SegWit (segregated witness) Bitcoin transactions are at an all-time high, and Bitcoin transaction fees are the lowest they have been in months. What factors contributed to this sudden change?
For new users of Bitcoin, SegWit may seem like a meaningless buzzword that does not hold any value. But, for those aware of what it is, it means so much more. SegWit is a relatively new improvement to the current Bitcoin network that hopes to solve or at least temporarily fix the cryptocurrency’s transaction fee and scaling problems.
SegWit is a soft fork change which is not intrusive or destructive for the Bitcoin network. SegWit decreases the byte size of virtual currency transactions, which helps to decrease transaction fees by a substantial amount. All of this is achieved while still increasing the transaction capacity of the network. This is undoubtedly an important scaling solution for Bitcoin.
Dan Romero, Coinbase’s Vice President said:
SegWit is an important step in scaling the Bitcoin network. We are continuing to invest in our Bitcoin infrastructure and we will be working on implementing additional Bitcoin scalability improvements like transaction batching and improved UTXO management.
Bitcoin fees were all the talk just one month ago. The whole crypto community and some media companies were talking about the exponential increase in the virtual currency’s fees that was seen over the course of 2017. This was evidently not the best coverage that the cryptocurrency could have received, and this media onslaught was not helpful in boosting the worldwide sentiment for Bitcoin.
But now, this is beginning to change and turn for the better. More and more Bitcoin service providers have begun running SegWit addresses. What does this mean for the end consumer?
This increase in SegWit-integrated addresses has allowed for a large decrease in the fees for transactions. This large decrease, often ranging in the high 30-40 percentiles off normal transaction prices, is giving users a bit more peace of mind when sending the cryptocurrency around.
Over 30% of all Bitcoin transactions today are being pushed using the SegWit protocol. To give this a bit of context, exactly one month ago, only 15% of all transactions utilized SegWit. This amount of adoption by consumers and Bitcoin service providers has been unprecedented, with the world’s largest cryptocurrency exchanges, such as GDAX/Coinbase and Bitfinex, implementing SegWit into their exchange transaction services.

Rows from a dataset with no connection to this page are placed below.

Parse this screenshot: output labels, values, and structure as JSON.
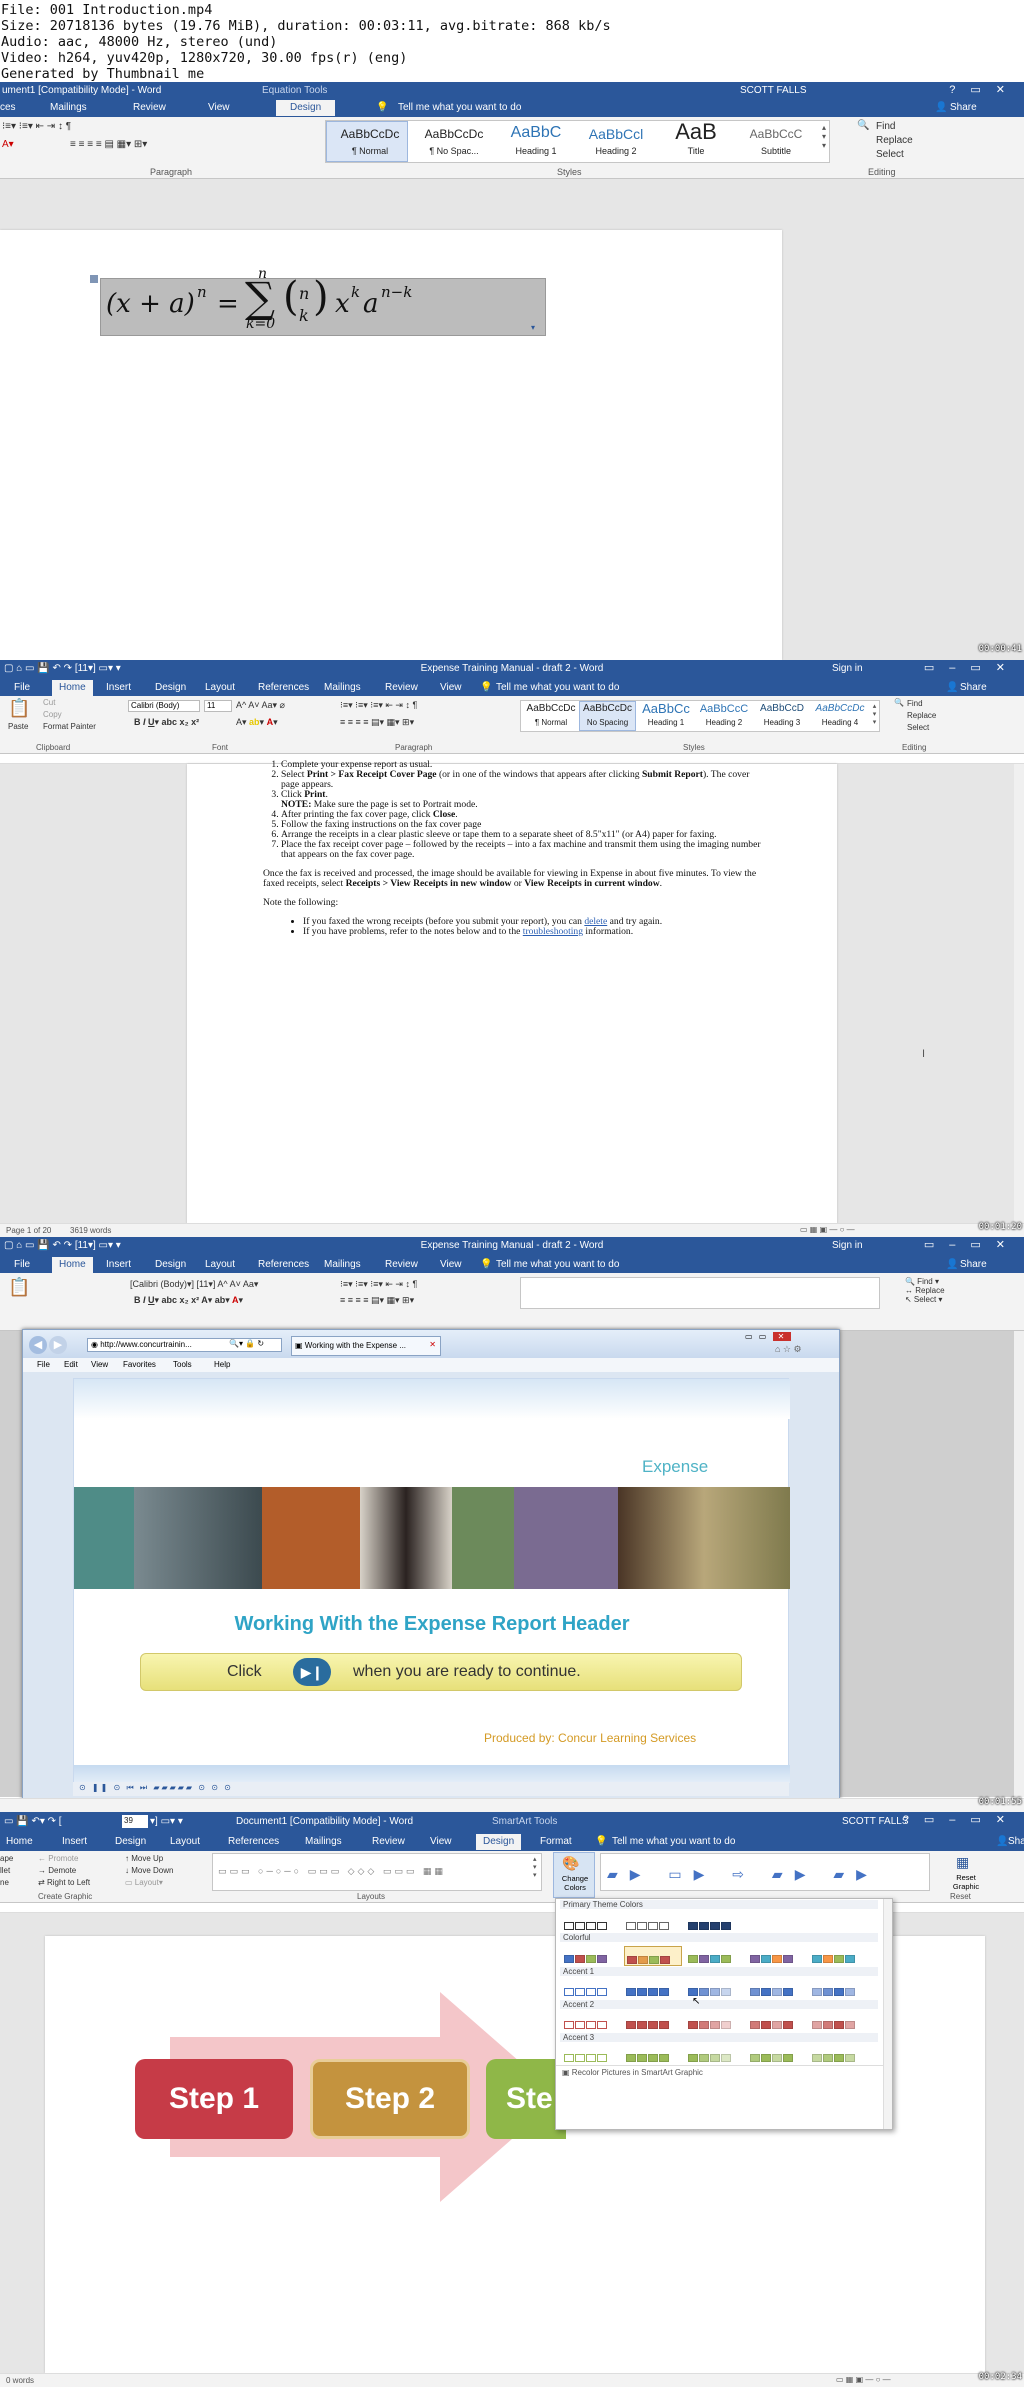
{
  "file_info": [
    "File: 001 Introduction.mp4",
    "Size: 20718136 bytes (19.76 MiB), duration: 00:03:11, avg.bitrate: 868 kb/s",
    "Audio: aac, 48000 Hz, stereo (und)",
    "Video: h264, yuv420p, 1280x720, 30.00 fps(r) (eng)",
    "Generated by Thumbnail me"
  ],
  "frame1": {
    "title": "ument1 [Compatibility Mode] - Word",
    "context_tab": "Equation Tools",
    "user": "SCOTT FALLS",
    "tabs": [
      "ces",
      "Mailings",
      "Review",
      "View",
      "Design"
    ],
    "tell_me": "Tell me what you want to do",
    "share": "Share",
    "styles": [
      {
        "preview": "AaBbCcDc",
        "name": "¶ Normal"
      },
      {
        "preview": "AaBbCcDc",
        "name": "¶ No Spac..."
      },
      {
        "preview": "AaBbC",
        "name": "Heading 1"
      },
      {
        "preview": "AaBbCcl",
        "name": "Heading 2"
      },
      {
        "preview": "AaB",
        "name": "Title"
      },
      {
        "preview": "AaBbCcC",
        "name": "Subtitle"
      }
    ],
    "editing": [
      "Find",
      "Replace",
      "Select"
    ],
    "group_labels": {
      "paragraph": "Paragraph",
      "styles": "Styles",
      "editing": "Editing"
    },
    "equation": {
      "lhs": "(x + a)",
      "lhs_exp": "n",
      "eq": "=",
      "sum_top": "n",
      "sum_bottom": "k=0",
      "binom_top": "n",
      "binom_bottom": "k",
      "x": "x",
      "k": "k",
      "a": "a",
      "exp2": "n−k"
    },
    "timestamp": "00:00:41"
  },
  "frame2": {
    "title": "Expense Training Manual - draft 2 - Word",
    "sign_in": "Sign in",
    "tabs": [
      "File",
      "Home",
      "Insert",
      "Design",
      "Layout",
      "References",
      "Mailings",
      "Review",
      "View"
    ],
    "tell_me": "Tell me what you want to do",
    "share": "Share",
    "clipboard": {
      "paste": "Paste",
      "cut": "Cut",
      "copy": "Copy",
      "format_painter": "Format Painter"
    },
    "font": "Calibri (Body)",
    "size": "11",
    "styles": [
      {
        "preview": "AaBbCcDc",
        "name": "¶ Normal"
      },
      {
        "preview": "AaBbCcDc",
        "name": "No Spacing"
      },
      {
        "preview": "AaBbCc",
        "name": "Heading 1"
      },
      {
        "preview": "AaBbCcC",
        "name": "Heading 2"
      },
      {
        "preview": "AaBbCcD",
        "name": "Heading 3"
      },
      {
        "preview": "AaBbCcDc",
        "name": "Heading 4"
      }
    ],
    "editing": [
      "Find",
      "Replace",
      "Select"
    ],
    "group_labels": {
      "clipboard": "Clipboard",
      "font": "Font",
      "paragraph": "Paragraph",
      "styles": "Styles",
      "editing": "Editing"
    },
    "doc": {
      "li1": "Complete your expense report as usual.",
      "li2a": "Select ",
      "li2b": "Print > Fax Receipt Cover Page",
      "li2c": " (or in one of the windows that appears after clicking ",
      "li2d": "Submit Report",
      "li2e": "). The cover page appears.",
      "li3a": "Click ",
      "li3b": "Print",
      "li3c": ".",
      "note_a": "NOTE:",
      "note_b": " Make sure the page is set to Portrait mode.",
      "li4a": "After printing the fax cover page, click ",
      "li4b": "Close",
      "li4c": ".",
      "li5": "Follow the faxing instructions on the fax cover page",
      "li6": "Arrange the receipts in a clear plastic sleeve or tape them to a separate sheet of 8.5\"x11\" (or A4) paper for faxing.",
      "li7": "Place the fax receipt cover page – followed by the receipts – into a fax machine and transmit them using the imaging number that appears on the fax cover page.",
      "para_a": "Once the fax is received and processed, the image should be available for viewing in Expense in about five minutes. To view the faxed receipts, select ",
      "para_b": "Receipts > View Receipts in new window",
      "para_c": " or ",
      "para_d": "View Receipts in current window",
      "para_e": ".",
      "note_head": "Note the following:",
      "b1a": "If you faxed the wrong receipts (before you submit your report), you can ",
      "b1b": "delete",
      "b1c": " and try again.",
      "b2a": "If you have problems, refer to the notes below and to the ",
      "b2b": "troubleshooting",
      "b2c": " information."
    },
    "status": {
      "page": "Page 1 of 20",
      "words": "3619 words"
    },
    "timestamp": "00:01:20"
  },
  "frame3": {
    "title": "Expense Training Manual - draft 2 - Word",
    "sign_in": "Sign in",
    "tabs": [
      "File",
      "Home",
      "Insert",
      "Design",
      "Layout",
      "References",
      "Mailings",
      "Review",
      "View"
    ],
    "tell_me": "Tell me what you want to do",
    "share": "Share",
    "browser": {
      "url": "http://www.concurtrainin...",
      "tab": "Working with the Expense ...",
      "menu": [
        "File",
        "Edit",
        "View",
        "Favorites",
        "Tools",
        "Help"
      ]
    },
    "slide": {
      "brand": "Expense",
      "heading": "Working With the Expense Report Header",
      "click_a": "Click",
      "click_b": "when you are ready to continue.",
      "produced": "Produced by: Concur Learning Services"
    },
    "timestamp": "00:01:55"
  },
  "frame4": {
    "title": "Document1 [Compatibility Mode] - Word",
    "context_tab": "SmartArt Tools",
    "user": "SCOTT FALLS",
    "zoom_box": "39",
    "tabs": [
      "Home",
      "Insert",
      "Design",
      "Layout",
      "References",
      "Mailings",
      "Review",
      "View",
      "Design",
      "Format"
    ],
    "tell_me": "Tell me what you want to do",
    "share": "Sha",
    "create_graphic": {
      "promote": "Promote",
      "demote": "Demote",
      "rtl": "Right to Left",
      "up": "Move Up",
      "down": "Move Down",
      "layout": "Layout",
      "left1": "ape",
      "left2": "llet",
      "left3": "ne"
    },
    "change_colors": "Change Colors",
    "reset_graphic": "Reset Graphic",
    "group_labels": {
      "create": "Create Graphic",
      "layouts": "Layouts",
      "reset": "Reset"
    },
    "palette": {
      "primary": "Primary Theme Colors",
      "colorful": "Colorful",
      "accent1": "Accent 1",
      "accent2": "Accent 2",
      "accent3": "Accent 3",
      "recolor": "Recolor Pictures in SmartArt Graphic"
    },
    "steps": [
      "Step 1",
      "Step 2",
      "Ste"
    ],
    "status": {
      "words": "0 words"
    },
    "timestamp": "00:02:34"
  }
}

In a direct result to this, Bitfinex has dropped Bitcoin withdrawal fees by 25% and GDAX/Coinbase’s transfer fees have been decreased drastically. Additionally, Binance and Kraken, two other large exchanges, followed suit with large fee decreases to follow this trend. This is just the start of SegWit adoption in the Bitcoin space. SegWit use is set to be adopted by many other exchanges and Bitcoin service providers in the near future.
It is evident to see that Bitcoin, with all its upcoming improvements, has a promising future. High cost and unsustainable fees are, hopefully, a thing of the past. With the arrival of promising new technologies and changes to the Bitcoin blockchain, you should never have to deal with $50 transaction fees ever again.
What do you think the use of Bitcoin as a daily driver coin? Will scaling problems for Bitcoin be solved in the future?
Images courtesy of Wikimedia Commons/@Davidstankiewicz, Pxhere, and Wikimedia Commons/@Albert dro.
The post The Arrival of SegWit: Bitcoin’s Saving Grace? appeared first on Bitcoinist.com.
Written by Nick Chong @ http://bitcoinist.com/arrival-segwit-bitcoin-s-saving-grace/ March 8, 2018 Nick Chong